[Work request] Your copy should match the entries exactly, with no images carried over.

[Opening Data section]

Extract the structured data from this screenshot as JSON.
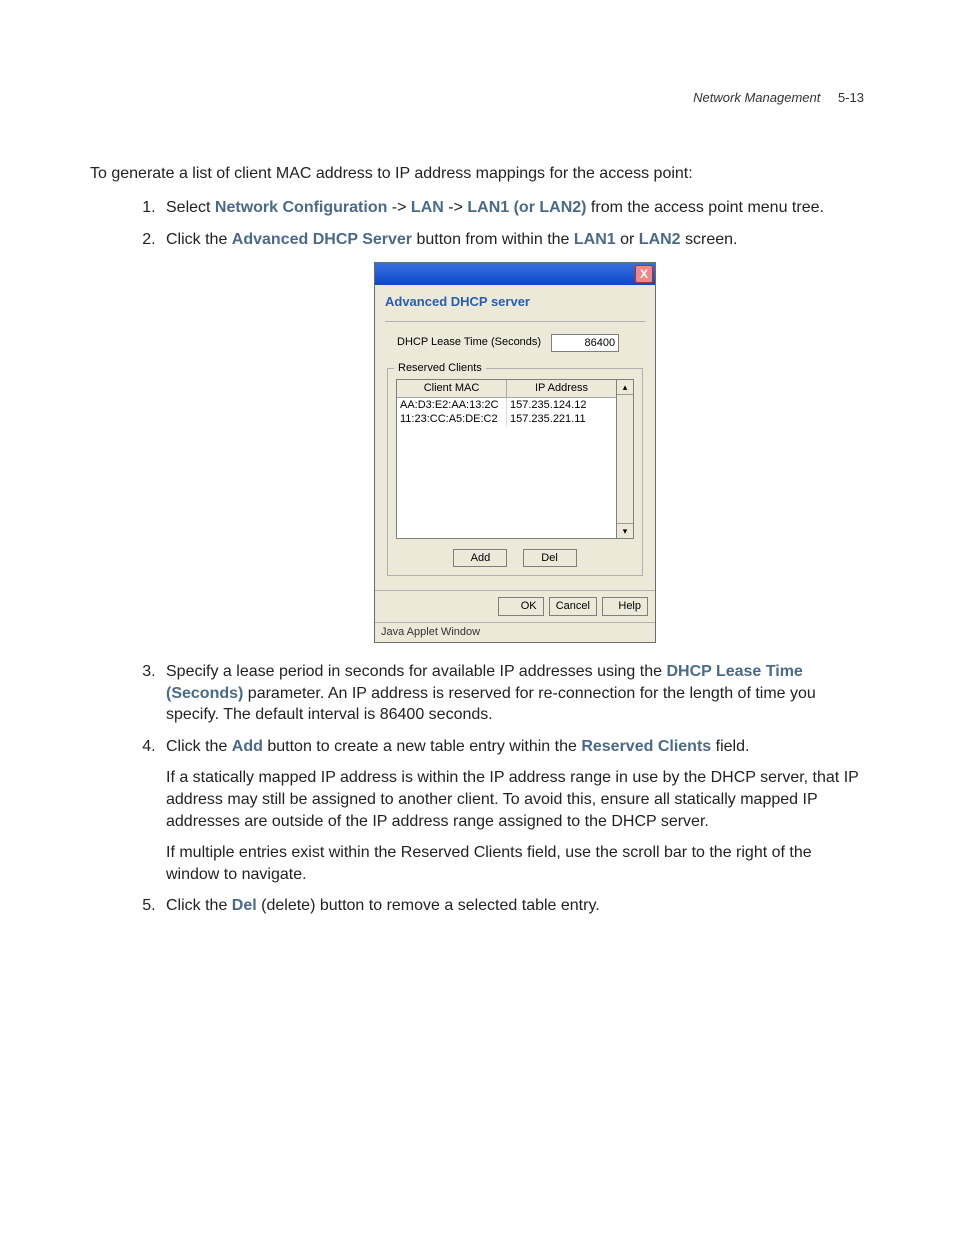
{
  "header": {
    "section": "Network Management",
    "page": "5-13"
  },
  "intro": "To generate a list of client MAC address to IP address mappings for the access point:",
  "steps": {
    "s1": {
      "prefix": "Select ",
      "b1": "Network Configuration",
      "sep1": " -> ",
      "b2": "LAN",
      "sep2": " -> ",
      "b3": "LAN1 (or LAN2)",
      "suffix": " from the access point menu tree."
    },
    "s2": {
      "prefix": "Click the ",
      "b1": "Advanced DHCP Server",
      "mid": " button from within the ",
      "b2": "LAN1",
      "or": " or ",
      "b3": "LAN2",
      "suffix": " screen."
    },
    "s3": {
      "prefix": "Specify a lease period in seconds for available IP addresses using the ",
      "b1": "DHCP Lease Time (Seconds)",
      "suffix": " parameter. An IP address is reserved for re-connection for the length of time you specify. The default interval is 86400 seconds."
    },
    "s4": {
      "prefix": "Click the ",
      "b1": "Add",
      "mid": " button to create a new table entry within the ",
      "b2": "Reserved Clients",
      "suffix": " field.",
      "p2": "If a statically mapped IP address is within the IP address range in use by the DHCP server, that IP address may still be assigned to another client. To avoid this, ensure all statically mapped IP addresses are outside of the IP address range assigned to the DHCP server.",
      "p3": "If multiple entries exist within the Reserved Clients field, use the scroll bar to the right of the window to navigate."
    },
    "s5": {
      "prefix": "Click the ",
      "b1": "Del",
      "suffix": " (delete) button to remove a selected table entry."
    }
  },
  "dialog": {
    "close_x": "X",
    "title": "Advanced DHCP server",
    "lease_label": "DHCP Lease Time (Seconds)",
    "lease_value": "86400",
    "reserved_label": "Reserved Clients",
    "col_mac": "Client MAC",
    "col_ip": "IP Address",
    "rows": [
      {
        "mac": "AA:D3:E2:AA:13:2C",
        "ip": "157.235.124.12"
      },
      {
        "mac": "11:23:CC:A5:DE:C2",
        "ip": "157.235.221.11"
      }
    ],
    "btn_add": "Add",
    "btn_del": "Del",
    "btn_ok": "OK",
    "btn_cancel": "Cancel",
    "btn_help": "Help",
    "status": "Java Applet Window"
  }
}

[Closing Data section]

[Exercise answer]
Extract the structured data from this screenshot as JSON.
{
  "header": {
    "section": "Network Management",
    "page": "5-13"
  },
  "intro": "To generate a list of client MAC address to IP address mappings for the access point:",
  "steps": {
    "s1": {
      "prefix": "Select ",
      "b1": "Network Configuration",
      "sep1": " -> ",
      "b2": "LAN",
      "sep2": " -> ",
      "b3": "LAN1 (or LAN2)",
      "suffix": " from the access point menu tree."
    },
    "s2": {
      "prefix": "Click the ",
      "b1": "Advanced DHCP Server",
      "mid": " button from within the ",
      "b2": "LAN1",
      "or": " or ",
      "b3": "LAN2",
      "suffix": " screen."
    },
    "s3": {
      "prefix": "Specify a lease period in seconds for available IP addresses using the ",
      "b1": "DHCP Lease Time (Seconds)",
      "suffix": " parameter. An IP address is reserved for re-connection for the length of time you specify. The default interval is 86400 seconds."
    },
    "s4": {
      "prefix": "Click the ",
      "b1": "Add",
      "mid": " button to create a new table entry within the ",
      "b2": "Reserved Clients",
      "suffix": " field.",
      "p2": "If a statically mapped IP address is within the IP address range in use by the DHCP server, that IP address may still be assigned to another client. To avoid this, ensure all statically mapped IP addresses are outside of the IP address range assigned to the DHCP server.",
      "p3": "If multiple entries exist within the Reserved Clients field, use the scroll bar to the right of the window to navigate."
    },
    "s5": {
      "prefix": "Click the ",
      "b1": "Del",
      "suffix": " (delete) button to remove a selected table entry."
    }
  },
  "dialog": {
    "close_x": "X",
    "title": "Advanced DHCP server",
    "lease_label": "DHCP Lease Time (Seconds)",
    "lease_value": "86400",
    "reserved_label": "Reserved Clients",
    "col_mac": "Client MAC",
    "col_ip": "IP Address",
    "rows": [
      {
        "mac": "AA:D3:E2:AA:13:2C",
        "ip": "157.235.124.12"
      },
      {
        "mac": "11:23:CC:A5:DE:C2",
        "ip": "157.235.221.11"
      }
    ],
    "btn_add": "Add",
    "btn_del": "Del",
    "btn_ok": "OK",
    "btn_cancel": "Cancel",
    "btn_help": "Help",
    "status": "Java Applet Window"
  }
}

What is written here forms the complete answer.